We experience the world in repeating ways every day such that we can expect to experience things the same way every day. I put on a pot of coffee and it brews the same way it did yesterday. If it doesn’t brew, I check to see what’s wrong and I expect to find the machine unplugged or broken. These are predictable things that I know from repeated experience.
Science works the same way. When we observe the same things using the scientific method over and over, we expect it to be the same way every time. This is called predictability. This is the argument that Bill Nye made and challenged Ken Ham to come up with something that creationism does that is predictable.
The thing is that Ken Ham actually answered his question. However, Bill Nye didn’t understand the distinction. The answer is that scientists who are creationists use the same science that scientists who are naturalists use. So there is the same level of predictability. Ken Ham’s argument actually went further to point out that predictability fall apart at a certain point.

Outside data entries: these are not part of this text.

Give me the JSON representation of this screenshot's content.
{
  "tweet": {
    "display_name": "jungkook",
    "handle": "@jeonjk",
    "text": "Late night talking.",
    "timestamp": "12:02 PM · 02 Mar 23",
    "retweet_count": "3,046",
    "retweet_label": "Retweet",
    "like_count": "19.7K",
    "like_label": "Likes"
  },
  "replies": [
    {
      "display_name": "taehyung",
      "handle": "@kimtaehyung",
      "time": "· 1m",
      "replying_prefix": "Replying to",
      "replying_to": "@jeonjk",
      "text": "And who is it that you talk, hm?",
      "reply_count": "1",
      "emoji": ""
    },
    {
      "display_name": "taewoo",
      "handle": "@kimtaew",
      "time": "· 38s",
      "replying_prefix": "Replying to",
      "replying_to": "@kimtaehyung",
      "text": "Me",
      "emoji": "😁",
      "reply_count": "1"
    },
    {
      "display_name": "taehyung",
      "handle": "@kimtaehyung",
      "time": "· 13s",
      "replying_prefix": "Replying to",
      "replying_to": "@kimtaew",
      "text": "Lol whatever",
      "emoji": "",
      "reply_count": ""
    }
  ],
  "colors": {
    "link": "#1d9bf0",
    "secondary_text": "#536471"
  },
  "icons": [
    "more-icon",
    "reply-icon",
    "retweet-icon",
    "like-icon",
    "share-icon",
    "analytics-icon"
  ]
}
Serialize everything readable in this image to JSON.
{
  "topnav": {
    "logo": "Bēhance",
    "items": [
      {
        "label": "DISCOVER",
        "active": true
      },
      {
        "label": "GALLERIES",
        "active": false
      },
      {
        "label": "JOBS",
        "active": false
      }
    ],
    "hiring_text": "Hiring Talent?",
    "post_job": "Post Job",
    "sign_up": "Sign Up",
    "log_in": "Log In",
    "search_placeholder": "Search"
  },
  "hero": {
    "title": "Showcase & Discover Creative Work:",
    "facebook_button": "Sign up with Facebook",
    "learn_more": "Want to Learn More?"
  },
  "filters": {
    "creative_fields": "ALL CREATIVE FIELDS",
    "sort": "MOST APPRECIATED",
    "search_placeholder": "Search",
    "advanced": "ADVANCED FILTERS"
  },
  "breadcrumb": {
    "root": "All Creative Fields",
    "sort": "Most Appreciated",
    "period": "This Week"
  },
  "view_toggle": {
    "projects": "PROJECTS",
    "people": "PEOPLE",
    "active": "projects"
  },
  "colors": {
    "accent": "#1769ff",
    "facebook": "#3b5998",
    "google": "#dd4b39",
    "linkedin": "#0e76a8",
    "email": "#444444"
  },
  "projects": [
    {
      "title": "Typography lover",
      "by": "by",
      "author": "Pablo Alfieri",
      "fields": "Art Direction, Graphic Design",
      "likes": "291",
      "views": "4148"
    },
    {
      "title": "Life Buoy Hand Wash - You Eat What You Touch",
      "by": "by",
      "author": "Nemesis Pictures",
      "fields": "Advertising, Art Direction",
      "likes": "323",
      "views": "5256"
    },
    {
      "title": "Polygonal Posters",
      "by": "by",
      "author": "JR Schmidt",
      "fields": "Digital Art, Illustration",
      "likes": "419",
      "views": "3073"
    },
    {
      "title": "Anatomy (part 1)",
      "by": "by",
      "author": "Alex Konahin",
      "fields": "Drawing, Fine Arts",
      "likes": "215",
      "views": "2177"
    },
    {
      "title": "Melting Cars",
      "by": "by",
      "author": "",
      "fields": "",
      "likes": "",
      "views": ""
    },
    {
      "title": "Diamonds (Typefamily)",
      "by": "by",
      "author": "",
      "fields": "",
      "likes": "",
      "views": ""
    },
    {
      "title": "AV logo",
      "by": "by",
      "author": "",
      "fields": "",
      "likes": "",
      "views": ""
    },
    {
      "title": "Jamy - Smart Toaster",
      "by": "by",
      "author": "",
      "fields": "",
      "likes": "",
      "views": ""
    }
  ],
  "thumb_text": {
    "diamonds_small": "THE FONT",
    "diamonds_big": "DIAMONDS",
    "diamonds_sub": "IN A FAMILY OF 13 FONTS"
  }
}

This is the problem with the scientific method. We can be fooled, not only by magicians, but by the limitations of the way that we sense the world around us.
Scientists augment our 6 senses with the use of equipment that helps us detect things that we wouldn’t normally be able to sense naturally. But when detecting things outside of certain limits, our ability to understand what we sense requires that we make certain assumptions. Ken Ham pointed out examples of these assumptions.
The problem is that these assumptions are not testable. That means that we have no way of knowing of these things are true.
One example was radiometric dating. That doesn’t mean that we have radios going out on the town drinking liters of beer instead of pints. Radiometric dating is when the percentage of elements in rocks is measured to see how old they are. The observation is that one element turns into another element over a very long period of time and we can measure this over a very short period of time to calculate how fast it changes. So the theory is that we can measure the two elements to see how much of the one has turned into the other. It sounds pretty cut and dry, right?
Well, there are some assumptions made. The biggest one is that we don’t know if there was any of the second element in the rock to begin with. We have to assume that there was none. But if there was some, then we would conclude that the rock is older than it really is. The fact is that there is no way of knowing. So we really can’t tell how old the rock is. All we really know is what the rock is made up of today.
Everything in science, from the diversity of life on earth to the light coming from distant stars, requires these kinds of assumptions. Depending on what we think we know molds the assumptions that we have. Scientists who don’t believe in God will make certain kinds of assumptions. Scientists who believe in God will make different kinds of assumptions. So when different kinds of assumptions are used to evaluate the same evidence, different conclusions will be drawn.
Ken Ham understands this. Bill Nye does not.
So there is a problem with the scientific method. Bill Nye thinks we can know the history of the world by looking at it scientifically. Sure, we can get close. But it’s reasonable to understand how accurate our conclusions are based on the assumptions we use. Bill Nye thinks he can know for sure because he doesn’t understand how assumptions work. Reasonable people who understand how assumptions work will understand that there is a certain level of uncertainty in scientific conclusions.
But there is a certainty in some assumptions that have been given to us to know. I will address that in some later article series if I get it laid out properly. Stay tuned.